The Law of Immigration and Asylum provides students with an understanding of the legal concepts of immigration and nationality. This will involve a study of the rules relating to temporary admissions, settlement, deportation, illegal entry, removal and asylum.
Students will gain a critical appreciation of the rules, policies, Conventions and cases which are integral to this field of law, and become aware of the variety of applications that may be made in the tribunals, both through independent research and by visits to the relevant tribunals. They will also develop an understanding of the ethical implications arising out of UK Immigration policy as evidenced in the most recent case law and legislation.
The module aims to develop several key transferable skills including independent research, critical analysis, legal drafting and academic writing in the context of the law of immigration and asylum, emphasising the use of primary and secondary sources of law. The preparation and delivery of the assessed group oral presentation will also develop communication and team-working skills.
Student employability will be enhanced by the development both of these skills, and by
the practise of written and oral communication skills and group participation skills.
1. Introduction to the Concepts, Rules, Policies and Historical Development LO1, LO2 and LO3
2. Affected and Interested Parties LO1, LO2 and LO3
• Spouses and Partners
• Children and other family members
• Visitors, students and other temporary visitors
• Workers and business people
• EEA Nationals and Families
3. Asylum and Human Rights LO1, LO2 and LO3
• Illegal entry
• Removals and Directions
• Criminalisation and Immigration Law
• Expulsions and anti-terrorism
• Expulsions and Article 8
4. Tribunal Structure LO1, LO2 and LO3
• Structure and role of the Asylum and Immigration Tribunal
• Tribunal representation
• Judicial review
Balance of independent study and scheduled teaching activity
Learning and Teaching Strategy
Weekly two-hour lecture and one-hour seminar.
The lecture will be used for:
• Dissemination of knowledge through an overview of each topic with detailed guidance on appropriate aspects;
• An introduction to relevant academic literature;
• Guidance on learning strategies;
• Use of WebLearn and IT resources;
• Whole group questions and discussion.
The seminar will be used for the development of skills necessary to attain the module learning outcomes through:
• Written and oral questions/answers designed to reinforce fundamental rules, principles and cases;
• A range of step-by-step analytical exercises;
• Problem solving;
• IT tasks, such as research of cases and statutes;
• Legal writing.
All learning materials, previous examination questions and sample Q/A’s will be on WebLearn for use in directed private study.
Student engagement will be encouraged in both lectures and seminars through weekly use of WebLearn for access to all of the above materials.
There will be required use of the professional legal databases, especially Westlaw and Lexis Library, for legal research.
Opportunities for reflective learning/pdp
Each weekly seminar will contain space for students to reflect on what they have learnt in relation to the overall syllabus. There will be frequent feedback opportunities structured into the timetable and a range of sample answers posted onto WebLearn.
Students’ Study Responsibilities

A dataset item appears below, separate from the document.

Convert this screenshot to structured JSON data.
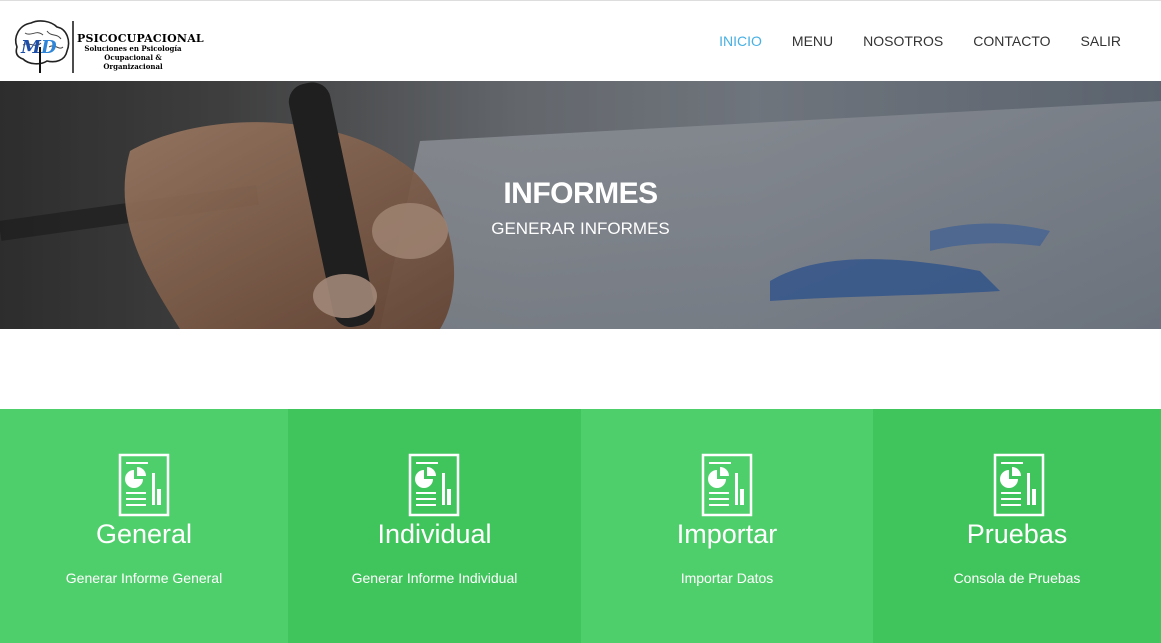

The need for attendance, punctuality, preparation and engagement will be emphasised with particular reference to written and IT research, problem-solving, team-work, discussion, debate and critical awareness of the subject.
On successful completion of this module, the students will be able to:
1. Research and provide a critical evaluation of the complex rules relating to the law of immigration and asylum.
2. Demonstrate the ability to propose solutions to a range of hypothetical problems.
3. Demonstrate the ability critically to analyse contemporary issues relating to the law of immigration and asylum.
Written coursework (2,000 words maximum)
A research-based essay, requiring a critical analysis of a contemporary issue or problem-based case-study in immigration and asylum law
This will assess students in the skills of critical thinking, problem-solving and communication skills in the context of the legal principles applied to the law of immigration and asylum.
They will be required to work both independently and collectively to locate, examine and interpret primary and secondary sources of the law relating to immigration and asylum, and to present a critical analysis in the form of a properly drafted and referenced written essay or report.
There will be a choice between two essays and two problem-based case-studies.
The link to the Talis reading list will be provided when the module is due to start running.